■ **Brief**
Each record must come back unchanged in your answer, stripped of its images.

■ **Source information**
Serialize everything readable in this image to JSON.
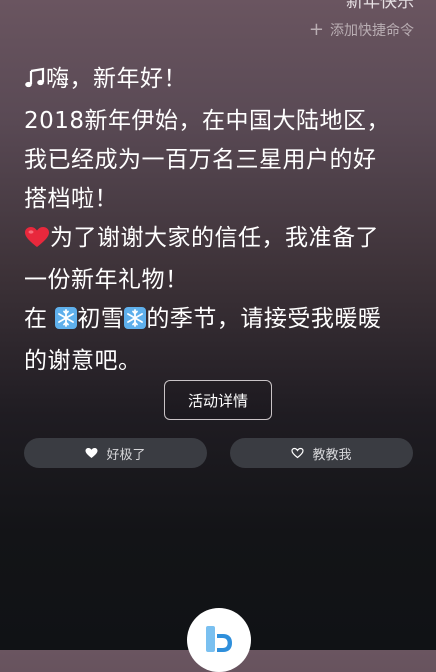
{
  "header": {
    "title": "新年快乐",
    "add_shortcut_label": "添加快捷命令",
    "add_icon": "plus-icon"
  },
  "message": {
    "line1_icon": "music-note-icon",
    "line1": "嗨，新年好！",
    "line2": "2018新年伊始，在中国大陆地区，",
    "line3": "我已经成为一百万名三星用户的好",
    "line4": "搭档啦！",
    "line5_icon": "heart-icon",
    "line5": "为了谢谢大家的信任，我准备了",
    "line6": "一份新年礼物！",
    "line7_a": "在",
    "line7_icon": "snowflake-icon",
    "line7_b": "初雪",
    "line7_c": "的季节，请接受我暖暖",
    "line8": "的谢意吧。"
  },
  "actions": {
    "detail_label": "活动详情",
    "like_label": "好极了",
    "like_icon": "heart-filled-icon",
    "teach_label": "教教我",
    "teach_icon": "heart-outline-icon"
  },
  "assistant": {
    "icon": "bixby-logo-icon"
  },
  "colors": {
    "heart": "#e8283c",
    "snowflake": "#5fb0ec",
    "bixby_blue": "#2f8fdb"
  }
}
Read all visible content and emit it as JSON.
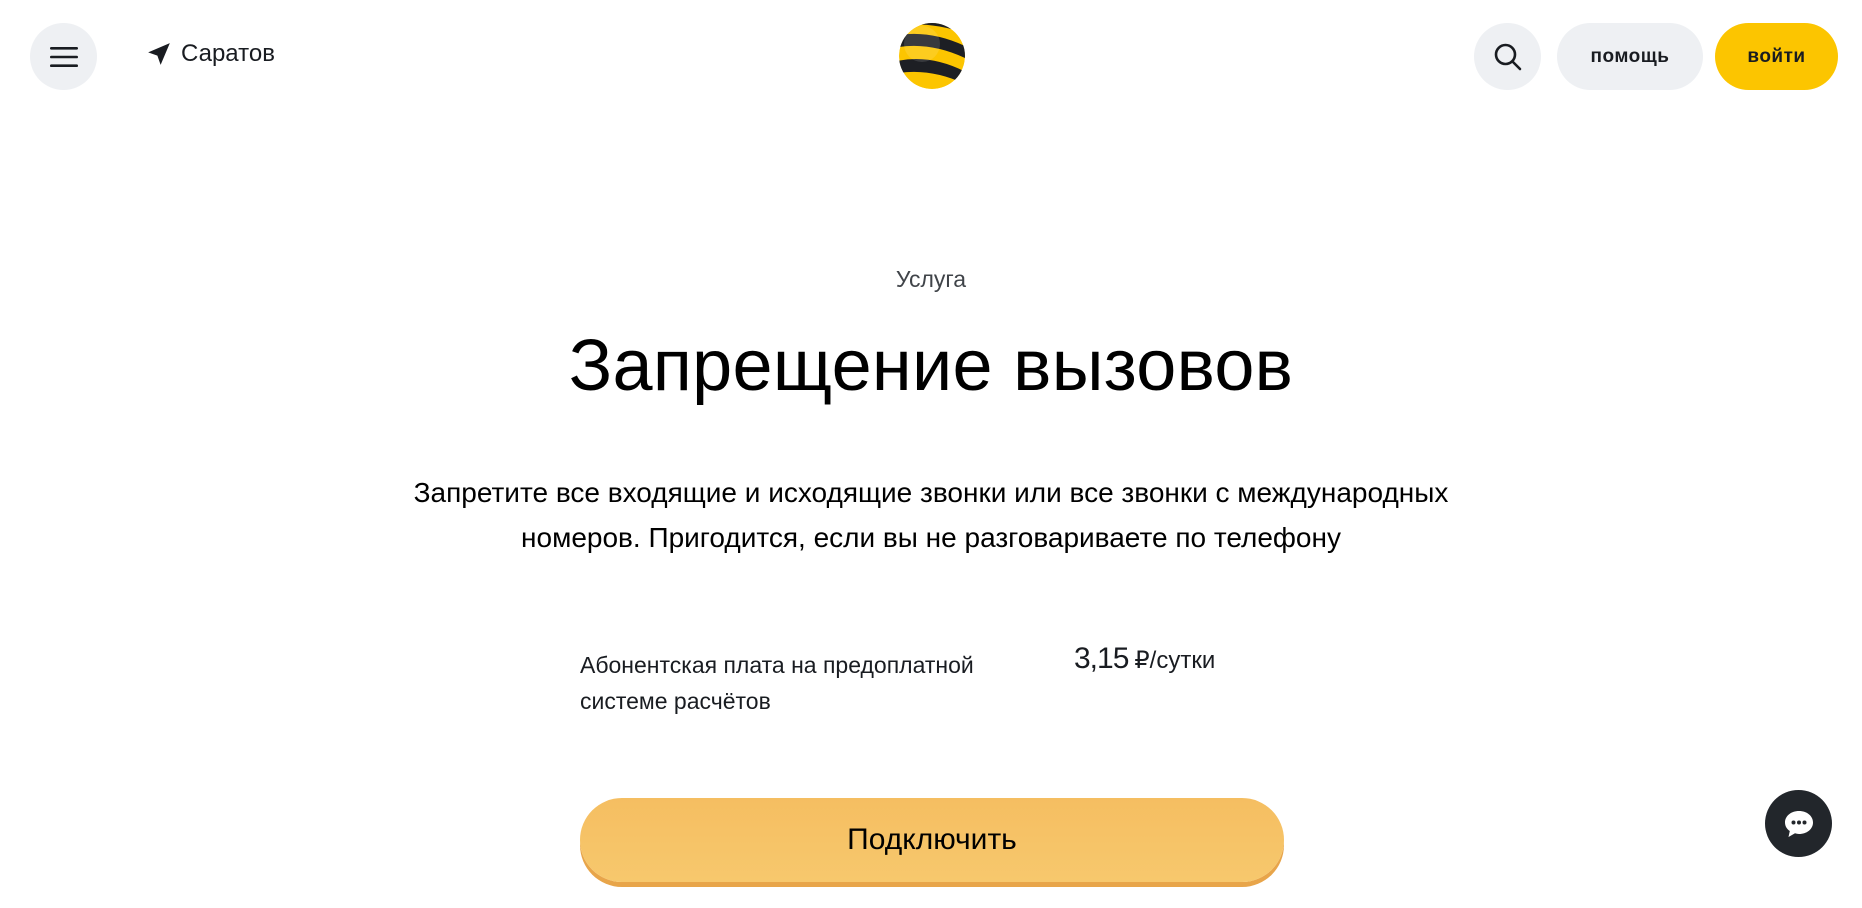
{
  "header": {
    "city": "Саратов",
    "help_label": "помощь",
    "login_label": "войти",
    "logo_icon": "beeline-logo",
    "menu_icon": "hamburger-icon",
    "location_icon": "location-arrow-icon",
    "search_icon": "search-icon"
  },
  "service": {
    "eyebrow": "Услуга",
    "title": "Запрещение вызовов",
    "description": "Запретите все входящие и исходящие звонки или все звонки с международных номеров. Пригодится, если вы не разговариваете по телефону",
    "fee_label": "Абонентская плата на предоплатной системе расчётов",
    "fee_amount": "3,15",
    "fee_unit": "₽/сутки",
    "connect_label": "Подключить"
  },
  "chat": {
    "icon": "chat-bubble-icon"
  },
  "colors": {
    "brand_yellow": "#fcc500",
    "button_orange": "#f5be61",
    "dark": "#191c21",
    "light_gray": "#eef0f3"
  }
}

■ **Written reply**
Serialize everything readable in this image to JSON.
{
  "header": {
    "title": "新年快乐",
    "add_shortcut_label": "添加快捷命令",
    "add_icon": "plus-icon"
  },
  "message": {
    "line1_icon": "music-note-icon",
    "line1": "嗨，新年好！",
    "line2": "2018新年伊始，在中国大陆地区，",
    "line3": "我已经成为一百万名三星用户的好",
    "line4": "搭档啦！",
    "line5_icon": "heart-icon",
    "line5": "为了谢谢大家的信任，我准备了",
    "line6": "一份新年礼物！",
    "line7_a": "在",
    "line7_icon": "snowflake-icon",
    "line7_b": "初雪",
    "line7_c": "的季节，请接受我暖暖",
    "line8": "的谢意吧。"
  },
  "actions": {
    "detail_label": "活动详情",
    "like_label": "好极了",
    "like_icon": "heart-filled-icon",
    "teach_label": "教教我",
    "teach_icon": "heart-outline-icon"
  },
  "assistant": {
    "icon": "bixby-logo-icon"
  },
  "colors": {
    "heart": "#e8283c",
    "snowflake": "#5fb0ec",
    "bixby_blue": "#2f8fdb"
  }
}
Read all visible content and emit it as JSON.
{
  "header": {
    "city": "Саратов",
    "help_label": "помощь",
    "login_label": "войти",
    "logo_icon": "beeline-logo",
    "menu_icon": "hamburger-icon",
    "location_icon": "location-arrow-icon",
    "search_icon": "search-icon"
  },
  "service": {
    "eyebrow": "Услуга",
    "title": "Запрещение вызовов",
    "description": "Запретите все входящие и исходящие звонки или все звонки с международных номеров. Пригодится, если вы не разговариваете по телефону",
    "fee_label": "Абонентская плата на предоплатной системе расчётов",
    "fee_amount": "3,15",
    "fee_unit": "₽/сутки",
    "connect_label": "Подключить"
  },
  "chat": {
    "icon": "chat-bubble-icon"
  },
  "colors": {
    "brand_yellow": "#fcc500",
    "button_orange": "#f5be61",
    "dark": "#191c21",
    "light_gray": "#eef0f3"
  }
}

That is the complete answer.